While some Garland residents agree with the AFDI that its event is an example of free speech, others claim the cartoons are a provocation to incite violence. Local Muslims felt acutely offended by the contest, but chose not to protest, to avoid being confrontational and giving the AFDI extra attention.
"We've been sitting at the end of prayer each day and praying for peace," Yasmine Gharbieh, an eighth grader at Garland's Muslim school Brighter Horizons Academy, told VICE News. "Yes, we do feel scared to go out here with our headscarves, but our faith is stronger. We wear our scarf by choice, to represent the religion of peace."
While the Muslim school addressed the shooting, most teachers at Naaman Forest Academy — the high school that owns the Curtis Culwell Center, where the convention was held — only mentioned the attack in passing on Monday, students and parents said.
"Today in first period, kids were saying the Muslim student planted bombs… they were saying it was his fault," Naaman Forest 11th grader Tina said outside the school Monday afternoon. "The teacher went along with it. Everybody was laughing."
Tina and her classmate giggled in the parking lot as they reminisced about the jokes, but they insisted there is no discrimination at their school.
"I didn't agree with the event, but I wasn't about to tell my students that."
Most faculty inside the high school — a sweeping brick building with dozens of flags of different nations lining the airy entrance —said they couldn't comment on Sunday's incident, but one teacher who requested anonymity told VICE News he didn't feel it was appropriate to broach the subject with his students.
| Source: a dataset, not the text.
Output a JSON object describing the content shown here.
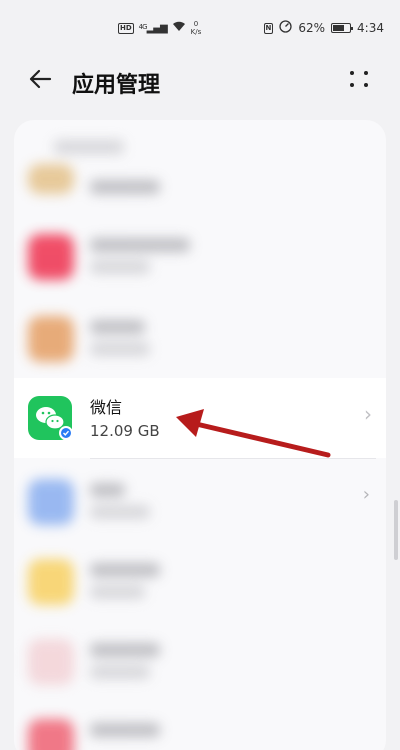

"I didn't agree with the event," he said of the cartoon contest, "but I wasn't about to tell my students that."
Other impassioned Garland residents argued that AFDI had every right to hold a free speech event — and claimed the January conference held by Muslim had been just as incendiary.
"It put people on high alert… because it was a bunch of Muslims," one longtime Garlander, who requested to remain anonymous, told VICE News over his beer in the Buffalo Wild Wings by the center.
The Garland Independent School District rented the space to AFDI — in line with its "non-discriminatory" policy — but officials are now reviewing these guidelines, according to local media. The center is used for graduations, standardized testing, and a wide array of special events. The district's spokesman did not return repeated requests for comment from VICE News.
While the staging of the "Muhammad Art Exhibit and Contest" remains divisive, Garland's residents are uniting in praise of their local police force, which quickly took down the two gunmen. Even one innocent bystander named Miguel, who was apprehended by police during the incident, told VICE News he agrees with the officers' approach.
"The place looked like the president was here. The cops had watchtowers everywhere, with cops standing on top holding guns," he told VICE News.
Miguel said that had driven to the center to watch and take photos of any potential protests, but when he saw no one was demonstrating, he started driving away — and then heard a string of gunshots. He pulled over his car, and once the scene was quiet, he stepped outside to take photographs, but was soon handcuffed and taken to the precinct for questioning. He was released hours later. Miguel was the only man arrested in the wake of the failed attacks, police officer Joe Harn told VICE News.
Harn, who's been an officer here the past 35 years, told VICE News that most disputes in Garland are domestic, and are between neighbors or friends.
"I don't remember ever having anything like this in Garland," he said.
Follow Meredith Hoffman on Twitter: @MerHoffman